By: Calvin Hoon, Regional VP of Sales, Asia Pacific, Talend Inc.
Data Quality Projects are no longer solely technical projects. They are becoming collaborative and team driven.
As organizations strive to succeed in their digital transformation, data professionals realize they need to work as teams with business operations – since it is the latter who need better data to achieve success in their areas of responsibility.
The fact is that organisations now have troves of raw data combined with powerful and sophisticated analytics tools to gain insights that can improve operational performance and create new market opportunities. Being in the cockpit, Chief Data Officers need to master some simple but useful Dos and Don’ts to ensure their Data Quality Projects deliver the results that business operations can put to productive use.
Asian companies increasingly see the potential value of advanced analytics to their top and bottom lines. A study of the financial statements of more than 2,600 listed companies with revenues above USD 1 billion in 11 sectors and 39 industries across 14 Asian countries confirms the trend.
Recommended steps include the following:
Set your expectations from the start
Why Data Quality? What do you target? How deep will you impact your organization’s business performance? Find your Data Quality answers among business people. Make sure you know your finish line, so you can set intermediate goals and milestones on a project calendar.
Build your interdisciplinary team
Of course, it’s about having the right technical people onboard: people who have mastered Data Management Platforms. But it’s also about finding the right people who will understand how Data Quality impacts the business and making them your local champions in their respective departments.
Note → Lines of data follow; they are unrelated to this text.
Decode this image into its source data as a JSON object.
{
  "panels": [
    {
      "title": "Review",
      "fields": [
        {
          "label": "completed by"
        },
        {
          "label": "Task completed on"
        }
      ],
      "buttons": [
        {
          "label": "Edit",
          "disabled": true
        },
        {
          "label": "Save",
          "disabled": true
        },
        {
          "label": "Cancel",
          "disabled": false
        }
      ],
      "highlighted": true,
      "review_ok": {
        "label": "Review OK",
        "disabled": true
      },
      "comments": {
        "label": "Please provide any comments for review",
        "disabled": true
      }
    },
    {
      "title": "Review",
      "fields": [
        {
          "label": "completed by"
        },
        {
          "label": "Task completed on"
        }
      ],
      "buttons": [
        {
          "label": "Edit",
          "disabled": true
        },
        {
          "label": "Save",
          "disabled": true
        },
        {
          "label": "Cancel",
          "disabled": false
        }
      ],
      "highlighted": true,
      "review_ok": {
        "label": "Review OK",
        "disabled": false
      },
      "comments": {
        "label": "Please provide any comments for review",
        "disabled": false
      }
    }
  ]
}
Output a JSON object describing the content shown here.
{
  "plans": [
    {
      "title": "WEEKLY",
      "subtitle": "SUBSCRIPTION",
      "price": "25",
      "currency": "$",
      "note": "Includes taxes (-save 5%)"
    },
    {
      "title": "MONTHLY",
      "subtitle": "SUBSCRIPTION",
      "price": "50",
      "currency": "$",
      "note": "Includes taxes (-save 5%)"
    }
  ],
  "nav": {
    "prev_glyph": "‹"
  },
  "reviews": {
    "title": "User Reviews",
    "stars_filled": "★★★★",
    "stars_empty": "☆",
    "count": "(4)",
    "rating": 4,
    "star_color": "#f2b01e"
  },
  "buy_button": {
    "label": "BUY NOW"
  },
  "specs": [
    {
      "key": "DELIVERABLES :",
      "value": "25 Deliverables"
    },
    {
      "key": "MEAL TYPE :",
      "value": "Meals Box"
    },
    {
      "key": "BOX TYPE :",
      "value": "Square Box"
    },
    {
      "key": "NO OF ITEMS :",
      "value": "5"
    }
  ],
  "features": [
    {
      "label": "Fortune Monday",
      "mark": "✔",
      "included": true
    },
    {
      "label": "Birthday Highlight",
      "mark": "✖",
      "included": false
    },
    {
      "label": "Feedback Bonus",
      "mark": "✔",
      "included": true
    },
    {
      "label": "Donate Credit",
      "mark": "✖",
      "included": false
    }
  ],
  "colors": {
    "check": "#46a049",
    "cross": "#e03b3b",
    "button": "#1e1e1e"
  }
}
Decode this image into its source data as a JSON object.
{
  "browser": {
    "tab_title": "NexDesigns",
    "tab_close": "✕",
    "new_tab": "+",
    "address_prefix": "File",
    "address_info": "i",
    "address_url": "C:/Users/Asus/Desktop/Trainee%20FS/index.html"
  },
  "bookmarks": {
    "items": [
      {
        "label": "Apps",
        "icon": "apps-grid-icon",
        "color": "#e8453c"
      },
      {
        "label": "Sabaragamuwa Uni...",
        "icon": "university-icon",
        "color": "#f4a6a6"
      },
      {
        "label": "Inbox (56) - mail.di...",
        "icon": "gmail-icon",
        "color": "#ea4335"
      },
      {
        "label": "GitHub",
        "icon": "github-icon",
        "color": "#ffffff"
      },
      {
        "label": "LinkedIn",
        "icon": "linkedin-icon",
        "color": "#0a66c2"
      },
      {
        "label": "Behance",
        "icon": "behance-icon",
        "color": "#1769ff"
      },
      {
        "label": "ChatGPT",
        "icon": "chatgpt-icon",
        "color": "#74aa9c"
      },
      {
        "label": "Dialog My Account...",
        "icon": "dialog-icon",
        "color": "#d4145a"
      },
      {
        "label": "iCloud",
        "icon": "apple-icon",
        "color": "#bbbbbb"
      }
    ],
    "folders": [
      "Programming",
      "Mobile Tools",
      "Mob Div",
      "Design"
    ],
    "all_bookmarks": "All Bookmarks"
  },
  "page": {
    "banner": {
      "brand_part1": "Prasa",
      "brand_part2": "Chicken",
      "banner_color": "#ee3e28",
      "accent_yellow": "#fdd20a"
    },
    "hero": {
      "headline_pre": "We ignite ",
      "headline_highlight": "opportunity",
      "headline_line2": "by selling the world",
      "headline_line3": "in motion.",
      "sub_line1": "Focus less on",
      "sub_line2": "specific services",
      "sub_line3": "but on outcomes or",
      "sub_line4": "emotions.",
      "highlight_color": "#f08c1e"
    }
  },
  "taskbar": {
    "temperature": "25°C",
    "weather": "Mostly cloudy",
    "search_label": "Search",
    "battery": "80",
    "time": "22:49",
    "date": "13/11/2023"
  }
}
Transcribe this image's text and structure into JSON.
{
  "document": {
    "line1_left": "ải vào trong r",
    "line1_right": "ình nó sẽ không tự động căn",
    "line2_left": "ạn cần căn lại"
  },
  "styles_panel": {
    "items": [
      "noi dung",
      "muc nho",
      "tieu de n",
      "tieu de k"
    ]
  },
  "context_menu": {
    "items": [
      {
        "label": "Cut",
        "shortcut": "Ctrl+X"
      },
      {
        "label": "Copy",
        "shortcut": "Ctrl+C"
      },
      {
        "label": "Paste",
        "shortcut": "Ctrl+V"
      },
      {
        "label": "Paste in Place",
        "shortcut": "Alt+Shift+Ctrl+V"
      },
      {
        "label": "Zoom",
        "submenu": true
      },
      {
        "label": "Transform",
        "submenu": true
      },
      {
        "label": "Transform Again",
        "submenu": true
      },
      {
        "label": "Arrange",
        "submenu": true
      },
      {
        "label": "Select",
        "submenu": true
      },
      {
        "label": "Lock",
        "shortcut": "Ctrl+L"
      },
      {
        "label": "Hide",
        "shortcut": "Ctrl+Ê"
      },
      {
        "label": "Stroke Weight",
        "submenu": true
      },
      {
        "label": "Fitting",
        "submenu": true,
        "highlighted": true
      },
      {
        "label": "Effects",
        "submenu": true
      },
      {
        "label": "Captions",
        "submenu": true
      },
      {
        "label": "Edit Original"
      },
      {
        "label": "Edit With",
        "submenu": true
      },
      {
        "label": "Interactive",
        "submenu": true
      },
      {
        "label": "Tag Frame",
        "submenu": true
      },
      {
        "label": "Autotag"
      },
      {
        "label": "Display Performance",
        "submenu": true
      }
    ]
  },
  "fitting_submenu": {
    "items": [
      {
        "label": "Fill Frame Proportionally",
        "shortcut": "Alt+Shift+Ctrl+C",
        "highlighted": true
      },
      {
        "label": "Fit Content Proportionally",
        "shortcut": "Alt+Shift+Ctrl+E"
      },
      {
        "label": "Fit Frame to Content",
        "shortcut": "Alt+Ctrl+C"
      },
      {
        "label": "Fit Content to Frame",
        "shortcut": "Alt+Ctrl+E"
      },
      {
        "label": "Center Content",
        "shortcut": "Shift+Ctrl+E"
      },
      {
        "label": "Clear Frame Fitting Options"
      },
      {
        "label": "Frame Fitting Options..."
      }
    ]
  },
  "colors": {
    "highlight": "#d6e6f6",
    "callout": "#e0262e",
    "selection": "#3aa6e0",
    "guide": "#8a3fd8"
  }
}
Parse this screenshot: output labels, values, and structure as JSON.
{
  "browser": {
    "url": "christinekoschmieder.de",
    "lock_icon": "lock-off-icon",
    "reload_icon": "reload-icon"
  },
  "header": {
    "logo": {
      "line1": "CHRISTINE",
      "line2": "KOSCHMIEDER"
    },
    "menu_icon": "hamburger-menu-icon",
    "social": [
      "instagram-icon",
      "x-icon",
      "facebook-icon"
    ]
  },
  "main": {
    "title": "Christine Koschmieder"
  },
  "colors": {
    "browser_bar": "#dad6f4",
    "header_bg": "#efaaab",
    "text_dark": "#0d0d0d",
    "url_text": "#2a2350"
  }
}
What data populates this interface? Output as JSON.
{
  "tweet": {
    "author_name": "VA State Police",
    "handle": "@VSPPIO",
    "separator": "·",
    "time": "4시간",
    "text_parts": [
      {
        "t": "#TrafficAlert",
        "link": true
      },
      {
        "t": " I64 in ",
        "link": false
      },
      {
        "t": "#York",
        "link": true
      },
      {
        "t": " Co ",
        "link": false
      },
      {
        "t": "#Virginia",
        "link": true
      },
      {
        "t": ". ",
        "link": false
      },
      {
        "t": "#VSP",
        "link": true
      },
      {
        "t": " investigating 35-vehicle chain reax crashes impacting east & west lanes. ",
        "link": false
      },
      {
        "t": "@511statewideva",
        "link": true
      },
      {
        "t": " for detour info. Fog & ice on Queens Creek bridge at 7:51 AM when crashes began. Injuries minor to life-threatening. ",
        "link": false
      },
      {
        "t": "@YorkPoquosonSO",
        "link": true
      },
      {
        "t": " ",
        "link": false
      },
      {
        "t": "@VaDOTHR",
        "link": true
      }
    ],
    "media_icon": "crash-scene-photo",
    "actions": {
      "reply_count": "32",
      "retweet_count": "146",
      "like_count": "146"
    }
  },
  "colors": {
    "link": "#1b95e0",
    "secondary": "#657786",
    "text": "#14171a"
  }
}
For example, digital marketing experts often struggle with bad leads and low performing tactics due to the lack of good contact information. Moreover, new regulations such as GDPR have made marketing professionals aware of the importance of personal data. Look for tools that can help them clean their data, so that they can act on it without losing control. They will become your allies in your Data Quality Journey.
Deliver quick wins
While it’s key to stretch people’s capabilities and set ambitious objectives, it’s also necessary to prove your Data Quality project will have
Don’t underestimate the power of bad communication
We often think technical projects need technical answers. But Data Quality is a strategic topic. It would be misleading to treat it as a technical challenge. To succeed, your project must be widely known within your organisation. You will take control of your own project story instead of leaving bad communication spreading across departments. For that, you must master the perfect mix of know-how and communication skills so that your results will be known and properly communicated within your organization. The whole enterprise needs to know that your projects have helped marketing suffering from bad leads, operations suffering from missing info, and strategists suffering from biased insights. People may ask you to extend your projects and solve their data quality issues, which is a good reason to ask for more budget.
Don’t overengineer your projects, making them too complex and sophisticated
There are simple and powerful platforms that produce fast results, so you can start small and deliver big. Examples exist of companies that have managed to clean 50,000 records in one day. You don’t necessarily need to
Don’t leave the clock running and leave your team without clear directions
Set and meet deadlines as often as possible. It will realise credibility. As time is running fast and your organisation may shift to short-term business priorities, track your route and stay focused on your end goals. Make sure you deliver your project on time. Then celebrate success. When finishing a project milestone, make sure you take time to celebrate with your team and within the organisation.
The results of BigData can be beneficial to a wide range of stakeholders across the organisation — executive management and boards, business operations and risk professionals, including legal, internal audit, finance and compliance; as well as customer-facing departments like sales and marketing.
While advances in software and hardware have enabled the age of big data, technology is not the only consideration. Companies need to take a holistic view that recognises that success is built upon the integration of people, process, technology and data; this means being able to incorporate data into their business routines, their strategy and their daily operations.